Diet-induced obesity leads to devastating and common chronic diseases, fueling ongoing interest in determining new mechanisms underlying both obesity and its consequences. It is now well known that chronic overnutrition produces a unique form of inflammation in peripheral insulin target tissues, and efforts to limit this inflammation have met with some success in preserving insulin sensitivity in obese individuals. Recently, the activation of inflammatory pathways by dietary excess has also been observed among cells located in the mediobasal hypothalamus, a brain area that exerts central control over peripheral glucose, fat, and energy metabolism.
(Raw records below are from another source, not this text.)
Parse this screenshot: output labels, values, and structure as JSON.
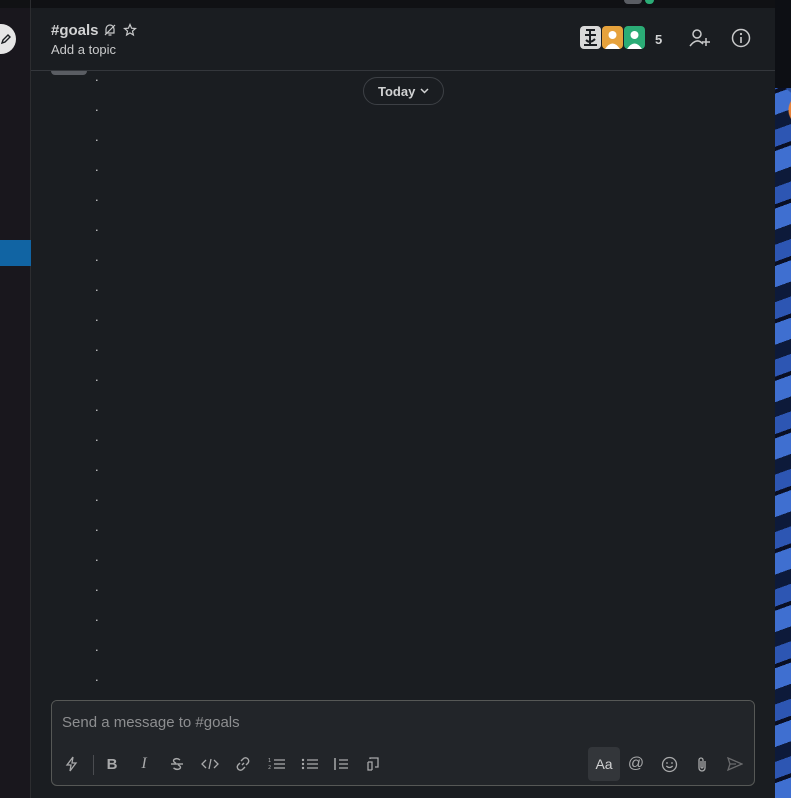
{
  "channel": {
    "name": "#goals",
    "topic": "Add a topic",
    "member_count": "5"
  },
  "messages": {
    "day_divider": "Today",
    "dot_lines": [
      ".",
      ".",
      ".",
      ".",
      ".",
      ".",
      ".",
      ".",
      ".",
      ".",
      ".",
      ".",
      ".",
      ".",
      ".",
      ".",
      ".",
      ".",
      ".",
      ".",
      "."
    ]
  },
  "composer": {
    "placeholder": "Send a message to #goals",
    "format_toggle_label": "Aa",
    "mention_label": "@"
  },
  "colors": {
    "accent": "#1164a3",
    "online": "#2bac76"
  }
}
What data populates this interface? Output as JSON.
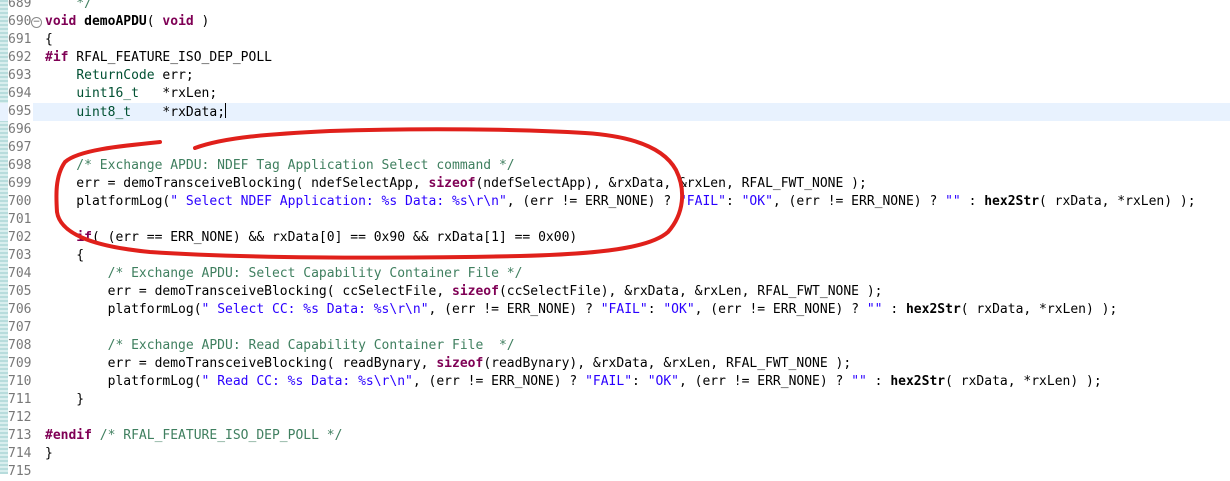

Here we review progress in the field of diet-induced hypothalamic inflammation, drawing key distinctions between metabolic inflammation in the hypothalamus and that occurring in peripheral tissues. We focus on specific stimuli of the inflammatory response, the roles of individual hypothalamic cell types, and the links between hypothalamic inflammation and metabolic function under normal and pathophysiological circumstances. Finally, we explore the concept of controlling hypothalamic inflammation to mitigate metabolic disease.
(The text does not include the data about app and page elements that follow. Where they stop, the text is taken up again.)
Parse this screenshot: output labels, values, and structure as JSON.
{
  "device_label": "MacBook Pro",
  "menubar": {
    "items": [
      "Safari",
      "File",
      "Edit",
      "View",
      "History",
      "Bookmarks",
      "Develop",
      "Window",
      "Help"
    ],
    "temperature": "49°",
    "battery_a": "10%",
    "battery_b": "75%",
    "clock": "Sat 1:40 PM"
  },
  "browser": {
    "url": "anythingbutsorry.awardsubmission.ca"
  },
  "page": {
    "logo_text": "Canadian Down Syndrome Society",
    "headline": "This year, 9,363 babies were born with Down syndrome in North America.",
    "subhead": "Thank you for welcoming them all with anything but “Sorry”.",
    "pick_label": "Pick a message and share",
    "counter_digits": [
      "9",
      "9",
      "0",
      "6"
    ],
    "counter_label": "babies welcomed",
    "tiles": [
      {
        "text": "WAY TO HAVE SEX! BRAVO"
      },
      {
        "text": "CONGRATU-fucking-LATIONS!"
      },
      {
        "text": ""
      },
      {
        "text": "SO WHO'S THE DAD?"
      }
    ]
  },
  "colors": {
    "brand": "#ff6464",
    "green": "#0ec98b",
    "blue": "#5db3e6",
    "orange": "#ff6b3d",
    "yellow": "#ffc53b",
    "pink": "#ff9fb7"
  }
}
Article metrics loading...

Loading full text...

Full text loading...


Literature Cited

  1. Flegal KM, Carroll MD, Kit BK, Ogden CL. 1.  2012. Prevalence of obesity and trends in the distribution of body mass index among US adults, 1999–2010. JAMA 307:491–97 [Google Scholar]
  2. Ogden CL, Carroll MD, Kit BK, Flegal KM. 2.  2012. Prevalence of obesity and trends in body mass index among US children and adolescents, 1999–2010. JAMA 307:483–90 [Google Scholar]
  3. Hotamisligil GS. 3.  2006. Inflammation and metabolic disorders. Nature 444:860–67 [Google Scholar]
  4. Odegaard JI, Chawla A. 4.  2013. Pleiotropic actions of insulin resistance and inflammation in metabolic homeostasis. Science 339:172–77 [Google Scholar]
  5. Xu H, Barnes GT, Yang Q, Tan G, Yang D. 5.  et al. 2003. Chronic inflammation in fat plays a crucial role in the development of obesity-related insulin resistance. J. Clin. Investig. 112:1821–30 [Google Scholar]

Data & Media loading...
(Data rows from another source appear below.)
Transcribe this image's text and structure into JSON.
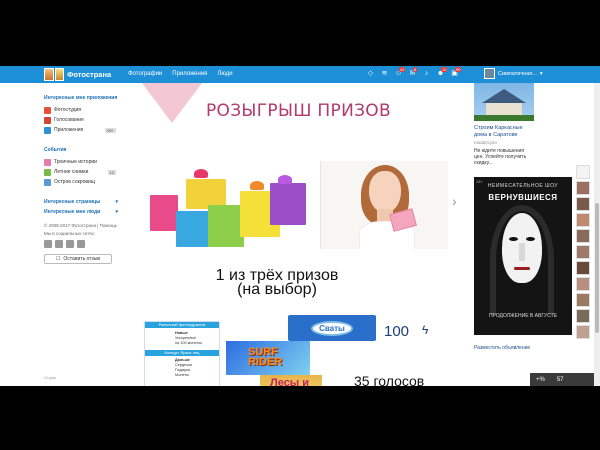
{
  "header": {
    "logo": "Фотострана",
    "nav": [
      "Фотографии",
      "Приложения",
      "Люди"
    ],
    "badges": [
      "42",
      "8",
      "10",
      "99"
    ],
    "user_name": "Симпатичная..."
  },
  "sidebar": {
    "section_apps": "Интересные мне приложения",
    "apps": [
      {
        "label": "Фотостудия",
        "color": "#e8503a"
      },
      {
        "label": "Голосование",
        "color": "#d3472f"
      },
      {
        "label": "Приложения",
        "color": "#2f8fd8",
        "count": "99+"
      }
    ],
    "section_events": "События",
    "events": [
      {
        "label": "Троичные истории",
        "color": "#e57cb0"
      },
      {
        "label": "Летние снимки",
        "color": "#7ab84a",
        "count": "12"
      },
      {
        "label": "Остров сокровищ",
        "color": "#5a9bd5"
      }
    ],
    "section_pages": "Интересные страницы",
    "section_people": "Интересные мне люди",
    "copyright": "© 2008-2017 Фотострана | Помощь",
    "social_label": "Мы в социальных сетях:",
    "feedback": "Оставить отзыв",
    "stream": "Стрим"
  },
  "promo": {
    "title": "РОЗЫГРЫШ ПРИЗОВ",
    "subtitle_line1": "1 из трёх призов",
    "subtitle_line2": "(на выбор)",
    "list_head": "Рамочный фотохудожник",
    "list_row1": "Новые",
    "list_row2": "Ускоренные",
    "list_row3": "на 100 монеток",
    "list_mid": "Конкурс Ярких лиц",
    "list_row4": "Дальше",
    "list_row5": "Сердечки",
    "list_row6": "Подарки",
    "list_row7": "Монеты",
    "svaty": "Сваты",
    "amount": "100",
    "surf": "SURF RIDER",
    "sweet": "Лесы и",
    "votes": "35 голосов"
  },
  "right": {
    "ad_title": "Строим Каркасные дома в Саратове",
    "ad_source": "rusdom.pro",
    "ad_text": "Не ждите повышения цен. Успейте получить скидку...",
    "poster_tag": "18+",
    "poster_top": "НЕИМЕСАТЕЛЬНОЕ ШОУ",
    "poster_title": "ВЕРНУВШИЕСЯ",
    "poster_bottom": "ПРОДОЛЖЕНИЕ В АВГУСТЕ",
    "place_ad": "Разместить объявление",
    "chat_plus": "+%",
    "chat_count": "57"
  }
}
  • Article Type: Review Article
This is a required field
Please enter a valid email address
Approval was a Success
Invalid data
An Error Occurred
Approval was partially successful, following selected items could not be processed due to error